As someone who grew up loving math and science, I found graphic design to be the perfect balance of the right and left brain. You’re using the colors, shapes, and emotions from art to create a clear, organized message for the viewer. However, this doesn’t just apply to marketing materials. Whether it’s creative briefs, calendars, project tasks, or even emails, we’re always trying to communicate information effectively in the office. This is where I’ve found incorporating some graphic design concepts, such as color-coding, has helped us with our project management.
What Is Color-Coding, and Why Does It Work?
Color-coding is a way of organizing information by using specific colors across items to group them together. For example, the previous sentence used the color green to group together words beginning with vowels. It’s a bit hard to read, isn’t it? That’s because your brain wants to separate this information, reading all the green and all the black together. Our brains, when provided a large amount of information, will try to break down the information into sections to process it more easily. Therefore, visual connections like color groupings can convey the same amount of information faster and with less confusion, if done correctly.

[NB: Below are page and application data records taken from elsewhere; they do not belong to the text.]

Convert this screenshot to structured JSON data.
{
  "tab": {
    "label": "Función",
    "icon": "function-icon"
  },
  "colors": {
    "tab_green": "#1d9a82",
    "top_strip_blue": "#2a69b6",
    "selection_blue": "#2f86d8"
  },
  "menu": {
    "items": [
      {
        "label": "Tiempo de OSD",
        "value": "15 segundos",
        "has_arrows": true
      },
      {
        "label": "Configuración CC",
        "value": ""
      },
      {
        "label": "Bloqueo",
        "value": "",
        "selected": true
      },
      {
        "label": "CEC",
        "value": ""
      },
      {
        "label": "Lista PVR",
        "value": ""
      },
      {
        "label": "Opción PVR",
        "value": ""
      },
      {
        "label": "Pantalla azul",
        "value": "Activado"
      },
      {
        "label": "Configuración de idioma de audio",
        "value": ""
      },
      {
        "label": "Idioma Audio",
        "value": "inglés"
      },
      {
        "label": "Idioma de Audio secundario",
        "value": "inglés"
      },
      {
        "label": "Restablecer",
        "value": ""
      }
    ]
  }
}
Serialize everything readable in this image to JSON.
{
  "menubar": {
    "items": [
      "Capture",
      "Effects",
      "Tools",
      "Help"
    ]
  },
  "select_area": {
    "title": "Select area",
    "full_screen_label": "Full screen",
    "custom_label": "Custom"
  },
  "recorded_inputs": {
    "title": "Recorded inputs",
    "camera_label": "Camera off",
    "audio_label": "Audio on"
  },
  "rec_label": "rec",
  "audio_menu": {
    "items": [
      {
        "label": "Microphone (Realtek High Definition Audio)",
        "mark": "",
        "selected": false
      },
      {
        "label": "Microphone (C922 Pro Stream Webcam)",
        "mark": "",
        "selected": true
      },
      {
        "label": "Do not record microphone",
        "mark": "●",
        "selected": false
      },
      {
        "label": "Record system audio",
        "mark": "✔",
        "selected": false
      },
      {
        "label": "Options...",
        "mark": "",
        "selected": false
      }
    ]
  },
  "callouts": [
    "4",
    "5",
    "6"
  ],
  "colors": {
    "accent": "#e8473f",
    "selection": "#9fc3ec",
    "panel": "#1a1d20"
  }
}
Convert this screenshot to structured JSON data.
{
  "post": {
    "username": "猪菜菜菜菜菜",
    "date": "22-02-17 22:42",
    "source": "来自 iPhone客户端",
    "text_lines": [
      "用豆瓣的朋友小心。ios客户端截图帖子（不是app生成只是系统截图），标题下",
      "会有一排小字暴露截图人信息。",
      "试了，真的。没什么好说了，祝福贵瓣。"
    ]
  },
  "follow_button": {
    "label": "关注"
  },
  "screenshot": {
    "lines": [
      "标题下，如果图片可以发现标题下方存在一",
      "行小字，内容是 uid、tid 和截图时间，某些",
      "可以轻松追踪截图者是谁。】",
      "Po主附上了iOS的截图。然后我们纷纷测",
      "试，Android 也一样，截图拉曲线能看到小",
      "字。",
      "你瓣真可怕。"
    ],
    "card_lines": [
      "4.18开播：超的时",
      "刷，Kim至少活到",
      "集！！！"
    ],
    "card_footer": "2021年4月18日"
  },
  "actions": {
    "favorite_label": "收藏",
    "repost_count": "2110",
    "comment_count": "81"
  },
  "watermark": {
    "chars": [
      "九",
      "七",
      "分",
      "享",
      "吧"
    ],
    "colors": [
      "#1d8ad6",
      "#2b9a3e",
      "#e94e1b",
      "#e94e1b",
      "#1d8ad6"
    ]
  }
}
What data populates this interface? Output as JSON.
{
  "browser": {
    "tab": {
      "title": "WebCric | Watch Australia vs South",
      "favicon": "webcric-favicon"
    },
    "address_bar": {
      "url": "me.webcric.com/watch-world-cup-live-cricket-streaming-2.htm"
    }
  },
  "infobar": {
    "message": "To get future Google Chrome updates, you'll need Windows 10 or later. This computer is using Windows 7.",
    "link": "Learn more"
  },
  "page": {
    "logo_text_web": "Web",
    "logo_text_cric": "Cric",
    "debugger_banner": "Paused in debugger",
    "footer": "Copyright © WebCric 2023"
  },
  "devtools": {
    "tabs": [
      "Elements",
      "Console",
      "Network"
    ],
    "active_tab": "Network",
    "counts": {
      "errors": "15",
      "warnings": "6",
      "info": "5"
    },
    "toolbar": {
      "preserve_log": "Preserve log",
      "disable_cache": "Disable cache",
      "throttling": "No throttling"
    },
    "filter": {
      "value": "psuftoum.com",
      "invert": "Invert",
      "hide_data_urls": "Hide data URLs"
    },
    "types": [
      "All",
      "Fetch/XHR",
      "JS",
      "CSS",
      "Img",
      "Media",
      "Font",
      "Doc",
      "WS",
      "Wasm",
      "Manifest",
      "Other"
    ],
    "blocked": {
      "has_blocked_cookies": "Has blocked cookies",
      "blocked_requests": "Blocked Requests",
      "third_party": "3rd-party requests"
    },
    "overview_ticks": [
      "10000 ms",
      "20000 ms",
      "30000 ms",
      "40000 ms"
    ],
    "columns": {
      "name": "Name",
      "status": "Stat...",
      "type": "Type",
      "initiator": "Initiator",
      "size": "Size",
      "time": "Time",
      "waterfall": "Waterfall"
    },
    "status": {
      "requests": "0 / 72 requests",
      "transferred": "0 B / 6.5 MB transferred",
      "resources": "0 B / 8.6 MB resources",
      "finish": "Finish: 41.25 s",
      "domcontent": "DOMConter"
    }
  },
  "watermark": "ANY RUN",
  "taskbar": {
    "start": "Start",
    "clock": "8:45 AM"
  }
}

How Do We Use It at Gravity?
As mentioned above, each person at Gravity Group has a color. That color is used on our whiteboards, in our emails, and in our project management software, Wrike. Lindsey’s color, for example, is purple. Her icon on Wrike is purple, assignments that are with her are labeled with a purple flag, and when we send our check-in emails, her name is in purple.
We also use colors to label the status of a project, whether it’s in progress, with the client, completed, etc. This helps us to quickly identify if a project needs attention, or if it’s currently in development.
For example, each day we could send out an email that looks like this:
Instead, we have an email that looks like this:
Since we each know our color, we can quickly see how many projects are with us and need our attention without having to read through the entire list.
Can You Color-Code Too Much?
The short answer is “yes.” Despite what my coworkers may believe, even I know there is such a thing as too many colors. Just like bolding text, if everything is bold, then nothing is.
If we decided, for example, to also color-code our clients and projects in the email, we’d end up with something like this:
In our typical email, names are bold and colored, so those are noticed first. Then, we notice the status because of its color and finally the project/client. That order is thrown out of whack when everything has a color. You’re essentially throwing a handful of darts at a dartboard and hoping some of them stick, instead of throwing one at a time. This overload of information makes you have to read through each word individually, making parsing it the same difficulty as if everything was the same color.
That brings us back to graphic design fundamentals, where hierarchy, layout, and order help to clarify a message. While color-coding doesn’t go as far as conveying emotions (e.g. through colors or typography), this is an aspect of graphic design that anyone can use to improve their internal communication and project management in the office.